▶ [TASK REQUIREMENTS]
From the first line to the last, print the data exactly as it appears.

### PROVIDED INFORMATION ###

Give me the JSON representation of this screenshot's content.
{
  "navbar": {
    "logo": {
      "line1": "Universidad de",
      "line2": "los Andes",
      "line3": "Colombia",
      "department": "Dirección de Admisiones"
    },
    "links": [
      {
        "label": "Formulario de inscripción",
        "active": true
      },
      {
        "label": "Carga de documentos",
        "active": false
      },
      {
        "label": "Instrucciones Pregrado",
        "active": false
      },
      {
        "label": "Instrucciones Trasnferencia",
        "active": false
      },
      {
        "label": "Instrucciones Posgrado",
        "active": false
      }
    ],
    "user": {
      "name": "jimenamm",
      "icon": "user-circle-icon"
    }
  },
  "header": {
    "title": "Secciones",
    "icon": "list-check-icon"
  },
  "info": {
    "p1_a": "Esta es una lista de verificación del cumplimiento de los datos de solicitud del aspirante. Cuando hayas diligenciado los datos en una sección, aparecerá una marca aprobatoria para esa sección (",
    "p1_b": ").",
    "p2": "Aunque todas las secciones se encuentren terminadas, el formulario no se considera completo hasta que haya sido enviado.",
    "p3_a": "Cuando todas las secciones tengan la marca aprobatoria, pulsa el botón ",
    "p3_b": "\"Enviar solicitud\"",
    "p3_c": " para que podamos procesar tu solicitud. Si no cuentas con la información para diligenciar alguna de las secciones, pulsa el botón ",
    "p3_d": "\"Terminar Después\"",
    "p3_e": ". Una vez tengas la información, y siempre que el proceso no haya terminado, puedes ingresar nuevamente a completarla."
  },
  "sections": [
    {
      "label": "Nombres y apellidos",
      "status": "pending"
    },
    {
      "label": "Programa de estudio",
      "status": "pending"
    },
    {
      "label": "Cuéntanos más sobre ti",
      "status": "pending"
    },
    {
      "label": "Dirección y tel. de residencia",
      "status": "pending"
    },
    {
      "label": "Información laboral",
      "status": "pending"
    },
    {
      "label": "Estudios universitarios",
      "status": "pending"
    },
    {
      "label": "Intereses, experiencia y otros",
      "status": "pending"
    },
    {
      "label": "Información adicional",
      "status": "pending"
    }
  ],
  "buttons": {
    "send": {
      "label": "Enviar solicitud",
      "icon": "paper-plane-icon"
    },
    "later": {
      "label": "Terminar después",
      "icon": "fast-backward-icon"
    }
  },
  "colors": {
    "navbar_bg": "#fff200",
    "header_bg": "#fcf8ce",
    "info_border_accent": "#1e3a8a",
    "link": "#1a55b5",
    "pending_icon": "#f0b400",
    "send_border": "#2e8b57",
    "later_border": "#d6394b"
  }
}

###

▶ [RESULT FOR THIS EXERCISE]
Give me the JSON representation of this screenshot's content.
{
  "navbar": {
    "logo": {
      "line1": "Universidad de",
      "line2": "los Andes",
      "line3": "Colombia",
      "department": "Dirección de Admisiones"
    },
    "links": [
      {
        "label": "Formulario de inscripción",
        "active": true
      },
      {
        "label": "Carga de documentos",
        "active": false
      },
      {
        "label": "Instrucciones Pregrado",
        "active": false
      },
      {
        "label": "Instrucciones Trasnferencia",
        "active": false
      },
      {
        "label": "Instrucciones Posgrado",
        "active": false
      }
    ],
    "user": {
      "name": "jimenamm",
      "icon": "user-circle-icon"
    }
  },
  "header": {
    "title": "Secciones",
    "icon": "list-check-icon"
  },
  "info": {
    "p1_a": "Esta es una lista de verificación del cumplimiento de los datos de solicitud del aspirante. Cuando hayas diligenciado los datos en una sección, aparecerá una marca aprobatoria para esa sección (",
    "p1_b": ").",
    "p2": "Aunque todas las secciones se encuentren terminadas, el formulario no se considera completo hasta que haya sido enviado.",
    "p3_a": "Cuando todas las secciones tengan la marca aprobatoria, pulsa el botón ",
    "p3_b": "\"Enviar solicitud\"",
    "p3_c": " para que podamos procesar tu solicitud. Si no cuentas con la información para diligenciar alguna de las secciones, pulsa el botón ",
    "p3_d": "\"Terminar Después\"",
    "p3_e": ". Una vez tengas la información, y siempre que el proceso no haya terminado, puedes ingresar nuevamente a completarla."
  },
  "sections": [
    {
      "label": "Nombres y apellidos",
      "status": "pending"
    },
    {
      "label": "Programa de estudio",
      "status": "pending"
    },
    {
      "label": "Cuéntanos más sobre ti",
      "status": "pending"
    },
    {
      "label": "Dirección y tel. de residencia",
      "status": "pending"
    },
    {
      "label": "Información laboral",
      "status": "pending"
    },
    {
      "label": "Estudios universitarios",
      "status": "pending"
    },
    {
      "label": "Intereses, experiencia y otros",
      "status": "pending"
    },
    {
      "label": "Información adicional",
      "status": "pending"
    }
  ],
  "buttons": {
    "send": {
      "label": "Enviar solicitud",
      "icon": "paper-plane-icon"
    },
    "later": {
      "label": "Terminar después",
      "icon": "fast-backward-icon"
    }
  },
  "colors": {
    "navbar_bg": "#fff200",
    "header_bg": "#fcf8ce",
    "info_border_accent": "#1e3a8a",
    "link": "#1a55b5",
    "pending_icon": "#f0b400",
    "send_border": "#2e8b57",
    "later_border": "#d6394b"
  }
}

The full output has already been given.